[Component data from apps and pages]
*** Begin section ***
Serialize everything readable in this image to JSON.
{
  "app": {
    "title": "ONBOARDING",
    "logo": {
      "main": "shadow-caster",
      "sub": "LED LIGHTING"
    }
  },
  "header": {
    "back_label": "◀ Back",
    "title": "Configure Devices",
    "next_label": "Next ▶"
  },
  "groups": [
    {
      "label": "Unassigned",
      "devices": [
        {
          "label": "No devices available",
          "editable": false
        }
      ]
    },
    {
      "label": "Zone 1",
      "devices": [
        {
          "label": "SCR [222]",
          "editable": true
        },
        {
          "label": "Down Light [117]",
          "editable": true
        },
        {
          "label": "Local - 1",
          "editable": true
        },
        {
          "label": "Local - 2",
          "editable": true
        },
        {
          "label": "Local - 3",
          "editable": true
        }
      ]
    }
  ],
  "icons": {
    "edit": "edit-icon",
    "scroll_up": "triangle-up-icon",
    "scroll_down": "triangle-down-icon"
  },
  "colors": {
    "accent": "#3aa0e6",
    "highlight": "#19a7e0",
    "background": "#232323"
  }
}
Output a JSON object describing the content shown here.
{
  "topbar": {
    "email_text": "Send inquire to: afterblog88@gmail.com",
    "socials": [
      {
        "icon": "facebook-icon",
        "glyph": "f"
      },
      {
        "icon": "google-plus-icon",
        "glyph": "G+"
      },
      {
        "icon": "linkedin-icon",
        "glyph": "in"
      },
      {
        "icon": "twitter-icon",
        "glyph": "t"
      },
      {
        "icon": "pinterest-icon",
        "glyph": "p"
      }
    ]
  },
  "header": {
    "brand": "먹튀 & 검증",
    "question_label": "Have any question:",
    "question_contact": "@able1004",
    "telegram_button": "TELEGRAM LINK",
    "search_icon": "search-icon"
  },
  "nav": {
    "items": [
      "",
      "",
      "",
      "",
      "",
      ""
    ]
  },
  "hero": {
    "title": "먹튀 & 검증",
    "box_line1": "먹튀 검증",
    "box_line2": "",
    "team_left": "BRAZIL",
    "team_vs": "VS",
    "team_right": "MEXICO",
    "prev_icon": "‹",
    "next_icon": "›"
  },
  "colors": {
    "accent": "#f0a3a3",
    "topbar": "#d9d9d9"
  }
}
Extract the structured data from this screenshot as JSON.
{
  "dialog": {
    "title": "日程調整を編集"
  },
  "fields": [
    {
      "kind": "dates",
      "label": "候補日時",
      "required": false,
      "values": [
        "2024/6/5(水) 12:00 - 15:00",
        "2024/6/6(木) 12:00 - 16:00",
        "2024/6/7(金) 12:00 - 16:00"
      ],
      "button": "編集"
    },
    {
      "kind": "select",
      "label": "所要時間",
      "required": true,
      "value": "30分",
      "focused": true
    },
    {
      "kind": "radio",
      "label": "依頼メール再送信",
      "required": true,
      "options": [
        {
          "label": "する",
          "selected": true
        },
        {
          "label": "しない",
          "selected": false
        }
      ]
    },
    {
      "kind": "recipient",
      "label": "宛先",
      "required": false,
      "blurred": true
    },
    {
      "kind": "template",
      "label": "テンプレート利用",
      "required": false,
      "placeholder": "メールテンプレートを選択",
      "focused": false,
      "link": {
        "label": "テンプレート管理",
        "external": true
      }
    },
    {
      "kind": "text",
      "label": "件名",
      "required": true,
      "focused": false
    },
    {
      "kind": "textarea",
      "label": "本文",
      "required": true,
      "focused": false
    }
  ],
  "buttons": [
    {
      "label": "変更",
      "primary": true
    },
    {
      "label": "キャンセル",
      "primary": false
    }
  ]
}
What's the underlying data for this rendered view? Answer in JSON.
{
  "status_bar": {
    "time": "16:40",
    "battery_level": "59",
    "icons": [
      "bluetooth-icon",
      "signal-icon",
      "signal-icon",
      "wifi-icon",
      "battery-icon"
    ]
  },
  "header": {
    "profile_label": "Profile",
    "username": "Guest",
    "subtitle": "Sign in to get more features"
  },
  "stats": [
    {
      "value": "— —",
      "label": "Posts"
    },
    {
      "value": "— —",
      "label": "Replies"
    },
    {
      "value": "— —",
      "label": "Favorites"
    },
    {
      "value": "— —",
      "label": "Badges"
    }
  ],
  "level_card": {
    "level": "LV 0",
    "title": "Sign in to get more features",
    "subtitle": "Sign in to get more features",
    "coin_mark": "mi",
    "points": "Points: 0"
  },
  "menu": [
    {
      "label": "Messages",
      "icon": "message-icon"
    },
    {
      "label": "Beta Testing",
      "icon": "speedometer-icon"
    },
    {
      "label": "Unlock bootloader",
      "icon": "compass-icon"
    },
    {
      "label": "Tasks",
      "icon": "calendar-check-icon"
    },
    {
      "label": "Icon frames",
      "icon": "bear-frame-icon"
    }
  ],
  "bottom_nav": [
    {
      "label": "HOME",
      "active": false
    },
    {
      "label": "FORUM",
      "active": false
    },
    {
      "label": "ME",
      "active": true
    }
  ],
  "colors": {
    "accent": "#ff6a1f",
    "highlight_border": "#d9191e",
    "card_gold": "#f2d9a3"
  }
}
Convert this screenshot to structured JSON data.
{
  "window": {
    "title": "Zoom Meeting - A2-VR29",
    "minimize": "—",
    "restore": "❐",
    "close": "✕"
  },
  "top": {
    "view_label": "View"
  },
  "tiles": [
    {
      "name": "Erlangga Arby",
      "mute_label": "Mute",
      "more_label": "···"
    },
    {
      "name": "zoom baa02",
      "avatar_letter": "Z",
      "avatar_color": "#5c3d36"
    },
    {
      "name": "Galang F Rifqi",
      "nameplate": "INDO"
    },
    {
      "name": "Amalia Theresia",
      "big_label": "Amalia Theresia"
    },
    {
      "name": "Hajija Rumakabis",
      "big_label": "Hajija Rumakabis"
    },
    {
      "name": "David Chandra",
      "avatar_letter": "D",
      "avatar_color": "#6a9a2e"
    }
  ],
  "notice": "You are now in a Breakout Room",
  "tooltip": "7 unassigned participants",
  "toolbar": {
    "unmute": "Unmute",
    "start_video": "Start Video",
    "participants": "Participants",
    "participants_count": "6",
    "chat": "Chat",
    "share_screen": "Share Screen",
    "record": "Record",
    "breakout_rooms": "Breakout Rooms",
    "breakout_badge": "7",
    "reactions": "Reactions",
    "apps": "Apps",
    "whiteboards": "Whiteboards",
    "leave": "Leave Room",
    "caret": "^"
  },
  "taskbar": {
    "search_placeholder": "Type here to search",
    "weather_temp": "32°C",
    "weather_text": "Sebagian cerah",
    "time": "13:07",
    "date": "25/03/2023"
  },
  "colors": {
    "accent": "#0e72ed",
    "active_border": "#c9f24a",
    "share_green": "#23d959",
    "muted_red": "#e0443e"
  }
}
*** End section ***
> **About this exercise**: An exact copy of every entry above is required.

> **Result for this task**:
Serialize everything readable in this image to JSON.
{
  "app": {
    "title": "ONBOARDING",
    "logo": {
      "main": "shadow-caster",
      "sub": "LED LIGHTING"
    }
  },
  "header": {
    "back_label": "◀ Back",
    "title": "Configure Devices",
    "next_label": "Next ▶"
  },
  "groups": [
    {
      "label": "Unassigned",
      "devices": [
        {
          "label": "No devices available",
          "editable": false
        }
      ]
    },
    {
      "label": "Zone 1",
      "devices": [
        {
          "label": "SCR [222]",
          "editable": true
        },
        {
          "label": "Down Light [117]",
          "editable": true
        },
        {
          "label": "Local - 1",
          "editable": true
        },
        {
          "label": "Local - 2",
          "editable": true
        },
        {
          "label": "Local - 3",
          "editable": true
        }
      ]
    }
  ],
  "icons": {
    "edit": "edit-icon",
    "scroll_up": "triangle-up-icon",
    "scroll_down": "triangle-down-icon"
  },
  "colors": {
    "accent": "#3aa0e6",
    "highlight": "#19a7e0",
    "background": "#232323"
  }
}
Output a JSON object describing the content shown here.
{
  "topbar": {
    "email_text": "Send inquire to: afterblog88@gmail.com",
    "socials": [
      {
        "icon": "facebook-icon",
        "glyph": "f"
      },
      {
        "icon": "google-plus-icon",
        "glyph": "G+"
      },
      {
        "icon": "linkedin-icon",
        "glyph": "in"
      },
      {
        "icon": "twitter-icon",
        "glyph": "t"
      },
      {
        "icon": "pinterest-icon",
        "glyph": "p"
      }
    ]
  },
  "header": {
    "brand": "먹튀 & 검증",
    "question_label": "Have any question:",
    "question_contact": "@able1004",
    "telegram_button": "TELEGRAM LINK",
    "search_icon": "search-icon"
  },
  "nav": {
    "items": [
      "",
      "",
      "",
      "",
      "",
      ""
    ]
  },
  "hero": {
    "title": "먹튀 & 검증",
    "box_line1": "먹튀 검증",
    "box_line2": "",
    "team_left": "BRAZIL",
    "team_vs": "VS",
    "team_right": "MEXICO",
    "prev_icon": "‹",
    "next_icon": "›"
  },
  "colors": {
    "accent": "#f0a3a3",
    "topbar": "#d9d9d9"
  }
}
Extract the structured data from this screenshot as JSON.
{
  "dialog": {
    "title": "日程調整を編集"
  },
  "fields": [
    {
      "kind": "dates",
      "label": "候補日時",
      "required": false,
      "values": [
        "2024/6/5(水) 12:00 - 15:00",
        "2024/6/6(木) 12:00 - 16:00",
        "2024/6/7(金) 12:00 - 16:00"
      ],
      "button": "編集"
    },
    {
      "kind": "select",
      "label": "所要時間",
      "required": true,
      "value": "30分",
      "focused": true
    },
    {
      "kind": "radio",
      "label": "依頼メール再送信",
      "required": true,
      "options": [
        {
          "label": "する",
          "selected": true
        },
        {
          "label": "しない",
          "selected": false
        }
      ]
    },
    {
      "kind": "recipient",
      "label": "宛先",
      "required": false,
      "blurred": true
    },
    {
      "kind": "template",
      "label": "テンプレート利用",
      "required": false,
      "placeholder": "メールテンプレートを選択",
      "focused": false,
      "link": {
        "label": "テンプレート管理",
        "external": true
      }
    },
    {
      "kind": "text",
      "label": "件名",
      "required": true,
      "focused": false
    },
    {
      "kind": "textarea",
      "label": "本文",
      "required": true,
      "focused": false
    }
  ],
  "buttons": [
    {
      "label": "変更",
      "primary": true
    },
    {
      "label": "キャンセル",
      "primary": false
    }
  ]
}
What's the underlying data for this rendered view? Answer in JSON.
{
  "status_bar": {
    "time": "16:40",
    "battery_level": "59",
    "icons": [
      "bluetooth-icon",
      "signal-icon",
      "signal-icon",
      "wifi-icon",
      "battery-icon"
    ]
  },
  "header": {
    "profile_label": "Profile",
    "username": "Guest",
    "subtitle": "Sign in to get more features"
  },
  "stats": [
    {
      "value": "— —",
      "label": "Posts"
    },
    {
      "value": "— —",
      "label": "Replies"
    },
    {
      "value": "— —",
      "label": "Favorites"
    },
    {
      "value": "— —",
      "label": "Badges"
    }
  ],
  "level_card": {
    "level": "LV 0",
    "title": "Sign in to get more features",
    "subtitle": "Sign in to get more features",
    "coin_mark": "mi",
    "points": "Points: 0"
  },
  "menu": [
    {
      "label": "Messages",
      "icon": "message-icon"
    },
    {
      "label": "Beta Testing",
      "icon": "speedometer-icon"
    },
    {
      "label": "Unlock bootloader",
      "icon": "compass-icon"
    },
    {
      "label": "Tasks",
      "icon": "calendar-check-icon"
    },
    {
      "label": "Icon frames",
      "icon": "bear-frame-icon"
    }
  ],
  "bottom_nav": [
    {
      "label": "HOME",
      "active": false
    },
    {
      "label": "FORUM",
      "active": false
    },
    {
      "label": "ME",
      "active": true
    }
  ],
  "colors": {
    "accent": "#ff6a1f",
    "highlight_border": "#d9191e",
    "card_gold": "#f2d9a3"
  }
}
Convert this screenshot to structured JSON data.
{
  "window": {
    "title": "Zoom Meeting - A2-VR29",
    "minimize": "—",
    "restore": "❐",
    "close": "✕"
  },
  "top": {
    "view_label": "View"
  },
  "tiles": [
    {
      "name": "Erlangga Arby",
      "mute_label": "Mute",
      "more_label": "···"
    },
    {
      "name": "zoom baa02",
      "avatar_letter": "Z",
      "avatar_color": "#5c3d36"
    },
    {
      "name": "Galang F Rifqi",
      "nameplate": "INDO"
    },
    {
      "name": "Amalia Theresia",
      "big_label": "Amalia Theresia"
    },
    {
      "name": "Hajija Rumakabis",
      "big_label": "Hajija Rumakabis"
    },
    {
      "name": "David Chandra",
      "avatar_letter": "D",
      "avatar_color": "#6a9a2e"
    }
  ],
  "notice": "You are now in a Breakout Room",
  "tooltip": "7 unassigned participants",
  "toolbar": {
    "unmute": "Unmute",
    "start_video": "Start Video",
    "participants": "Participants",
    "participants_count": "6",
    "chat": "Chat",
    "share_screen": "Share Screen",
    "record": "Record",
    "breakout_rooms": "Breakout Rooms",
    "breakout_badge": "7",
    "reactions": "Reactions",
    "apps": "Apps",
    "whiteboards": "Whiteboards",
    "leave": "Leave Room",
    "caret": "^"
  },
  "taskbar": {
    "search_placeholder": "Type here to search",
    "weather_temp": "32°C",
    "weather_text": "Sebagian cerah",
    "time": "13:07",
    "date": "25/03/2023"
  },
  "colors": {
    "accent": "#0e72ed",
    "active_border": "#c9f24a",
    "share_green": "#23d959",
    "muted_red": "#e0443e"
  }
}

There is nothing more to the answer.